the report sought to demonstrate that the Israeli authorities had met the legal definition of the crimes against humanity of apartheid and persecution (the severe deprivation of fundamental rights on racial, ethnic, or other grounds) by pursuing policies in both Israel and the Occupied Territories that “methodically privilege Jewish Israelis and discriminate against Palestinians.” Those policies included facilitating the transfer of Jewish Israelis to the Occupied Territories and granting them rights superior to those of Palestinians living there; the widespread confiscation of privately held land in much of the West Bank; and the building of the separation barrier “in a way that accommodated anticipated growth of settlements”—all dispelling the notion “that Israeli authorities consider the occupation temporary.”
Another prominent donor is Robert Belfer, who has donated more than $20 million to the Kennedy School, as well as donating to the ADL and the American Jewish Committee—both of which defended Israel against attacks by human rights groups (Beinart). “In a 2006 interview with the US Holocaust Museum, Belfer observed that most of his extended family (including his paternal grandparents) perished in World War II—a loss that gave him “a sense of identity” of “being Jewish, of being very supportive of Israel.” Ironically, Belfer funds the professorship of Stephen Walt whose book The Israel Lobby and U.S. Foreign Policy was highly critical of the Lobby.

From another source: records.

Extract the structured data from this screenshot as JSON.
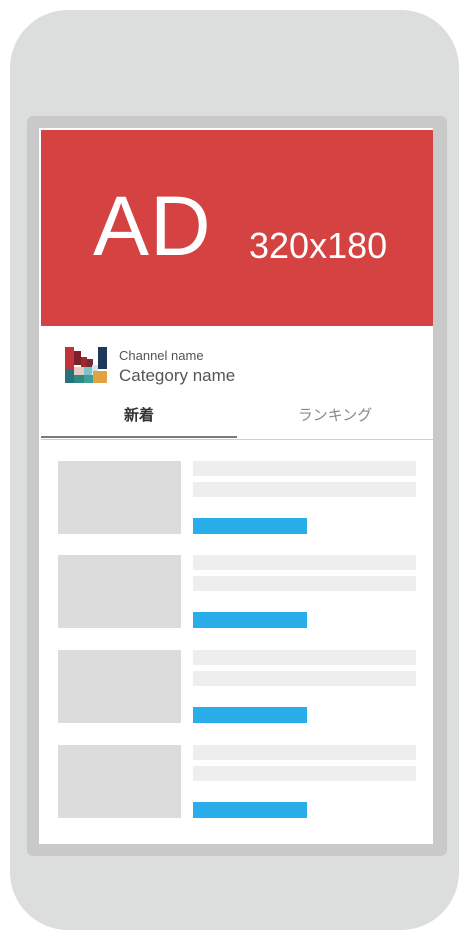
{
  "ad": {
    "label": "AD",
    "size": "320x180",
    "color": "#d44242"
  },
  "channel": {
    "logo_icon": "channel-logo-icon",
    "channel_name": "Channel name",
    "category_name": "Category name"
  },
  "tabs": [
    {
      "label": "新着",
      "active": true
    },
    {
      "label": "ランキング",
      "active": false
    }
  ],
  "list": {
    "item_count": 4,
    "link_color": "#29aeea"
  }
}
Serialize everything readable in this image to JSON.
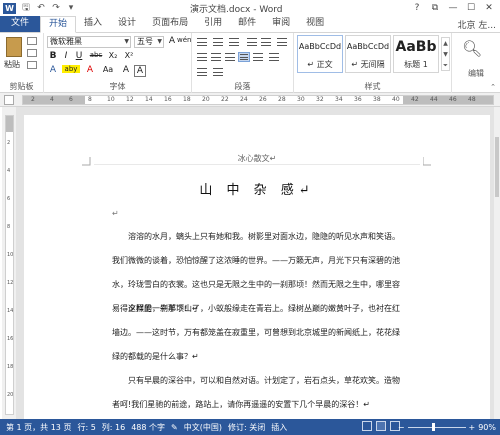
{
  "titlebar": {
    "app_icon": "W",
    "title": "演示文档.docx - Word",
    "qat": [
      "save-icon",
      "undo-icon",
      "redo-icon",
      "customize-icon"
    ],
    "controls": [
      "?",
      "⧉",
      "—",
      "☐",
      "✕"
    ]
  },
  "tabs": {
    "file": "文件",
    "items": [
      "开始",
      "插入",
      "设计",
      "页面布局",
      "引用",
      "邮件",
      "审阅",
      "视图"
    ],
    "active": "开始",
    "user": "北京 左..."
  },
  "ribbon": {
    "clipboard": {
      "paste": "粘贴",
      "label": "剪贴板"
    },
    "font": {
      "name": "微软雅黑",
      "size": "五号",
      "wen_button": "wén",
      "a_button": "A",
      "buttons_row2": [
        "B",
        "I",
        "U",
        "abc",
        "X₂",
        "X²"
      ],
      "buttons_row3": [
        "A",
        "aby",
        "A",
        "Aa",
        "A",
        "A"
      ],
      "label": "字体"
    },
    "paragraph": {
      "label": "段落"
    },
    "styles": {
      "items": [
        {
          "sample": "AaBbCcDd",
          "name": "↵ 正文"
        },
        {
          "sample": "AaBbCcDd",
          "name": "↵ 无间隔"
        },
        {
          "sample": "AaBb",
          "name": "标题 1"
        }
      ],
      "label": "样式"
    },
    "editing": {
      "label": "编辑"
    }
  },
  "ruler": {
    "numbers": [
      "2",
      "4",
      "6",
      "8",
      "10",
      "12",
      "14",
      "16",
      "18",
      "20",
      "22",
      "24",
      "26",
      "28",
      "30",
      "32",
      "34",
      "36",
      "38",
      "40",
      "42",
      "44",
      "46",
      "48"
    ]
  },
  "vruler": {
    "numbers": [
      "2",
      "4",
      "6",
      "8",
      "10",
      "12",
      "14",
      "16",
      "18",
      "20"
    ]
  },
  "document": {
    "header": "冰心散文↵",
    "title": "山 中 杂 感↵",
    "para_mark": "↵",
    "paragraphs": [
      "　　溶溶的水月，螭头上只有她和我。树影里对面水边，隐隐的听见水声和笑语。我们微微的谈着，恐怕惊醒了这浓睡的世界。——万籁无声，月光下只有深碧的池水，玲珑雪白的衣裳。这也只是无限之生中的一刹那顷！然而无限之生中，哪里容易得这样的一刹那顷！↵",
      "　　夕照里，牛羊下山了，小蚁般缘走在青岩上。绿树丛巅的嫩黄叶子，也衬在红墙边。——这时节，万有都笼盖在寂重里，可曾想到北京城里的新闻纸上，花花绿绿的都载的是什么事？↵",
      "　　只有早晨的深谷中，可以和自然对语。计划定了，岩石点头，草花欢笑。造物者呵!我们星驰的前途，路站上，请你再遥遥的安置下几个早晨的深谷！↵"
    ]
  },
  "statusbar": {
    "page": "第 1 页，共 13 页",
    "line": "行: 5",
    "column": "列: 16",
    "words": "488 个字",
    "language": "中文(中国)",
    "revision": "修订: 关闭",
    "mode": "插入",
    "zoom": "90%",
    "zoom_level": 0.9
  }
}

Belfer’s influence at the Kennedy School extends far beyond his center. He and his son Laurence sit on the Dean’s Executive Board—“a small group of business and philanthropic leaders who serve as trusted advisors to the Dean and are among the most committed financial supporters of the School,” according to its site. The board’s chair, David Rubenstein, is the cofounder and former CEO of the Carlyle Group, the private equity giant, and one of the most well-connected members of the US financial and cultural elite; among the many prestigious boards on which he sits is the Harvard Corporation, the university’s main governing body.
The 16 members of the Dean’s Executive Board also include Idan Ofer and his wife, Batia. Idan is the son of Sammy Ofer, an Israeli shipping magnate who until his death in 2011 was one of Israel’s richest men. Worth about $10 billion, Idan has come under fire in Israel for moving to London to reduce his tax bill and for a lavish lifestyle highlighted by the €5 million party that he threw on the island of Mykonos for his 10th wedding anniversary. …
In 2018, the Kennedy School opened a renovated campus, made possible by a capital campaign that raised more than $700 million. Anchoring it were three buildings bearing the names Ofer, Rubenstein, and Wexner.
All three buildings named after Israeli patriots. But that couldn’t possibly influence whether Roth would get the fellowship.
At least that’s the view of the ADL’s Jonathan Greenblatt. It’s a conspiracy theory!! “Harvard’s critics should do better than concoct anti-Jewish conspiracies.” It’s a case study in how antisemitic tropes can infect even a journalist of author Michael Massing’s standing.” Greenblatt:
the article further devolves into Jewish-macher name-dropping: Leslie Wexner, Jeffrey Epstein, Robert Belfer, David Rubenstein, and notes their supposed close ties to the big Jewish organizations. It’s a textbook case of classic antisemitism: It’s not the leadership of the Kennedy School that made this decision, oh no. It’s the powerful and monied Jewish elite that really influences things behind the scenes.
In short, the article plays into the classic antisemitic trope of Jewish power and control – without providing any evidence that any of these Jewish donors or groups played any role in influencing the decision to derail Ken Roth’s fellowship.
Yeah, just because the most prominent donors to the school are Jewish and tied not only to Jewish organizations but also to Israel, why should that matter? Jews would neve donate their money in a quid-pro-quo arrangement.
Greenblatt is correct that the dean didn’t come out and say, “look we have to look after our donors, and that means we have to reject Roth.” But in what universe would that ever happen? Deniability is the watchword of the day, whether it’s Hunter Biden’s laptop, the Clinton Foundation, or big pharma.
But amazingly, Elmendorf relented.
I am grateful to the many people, including scholars and students, who expressed outrage over @Harvard @Kennedy_School Dean Douglas Elmendorf's veto of a fellowship for me due to my criticism of Israel. He clearly would not have reversed course without it. https://t.co/zKJrZXaQIP
— Kenneth Roth (@KenRoth) January 20, 2023
It would be nice to know exactly what happened to cause the reversal. It never looks good for a university supposedly dedicated to free inquiry to rescind an appointment when there are obvious suspicions it was because powerful people don’t like it. And the reversal has to be seen as a barometer of the fact that the pro-Israel lobby is finally starting to lose the public relations battle, especially on the left.
Of course, this reappointment won’t really change anything in Israel or in U.S.-Israel relations, any more than Mearsheimer and Walt’s book did. The big money will still be distributed by AIPAC to influence elections, the media will generally be pro-Israel, and the Republicans, likely looking for moral cover in a pervasive atmosphere of wokism, will continue to support all things Israel. Still, the dam is breaking.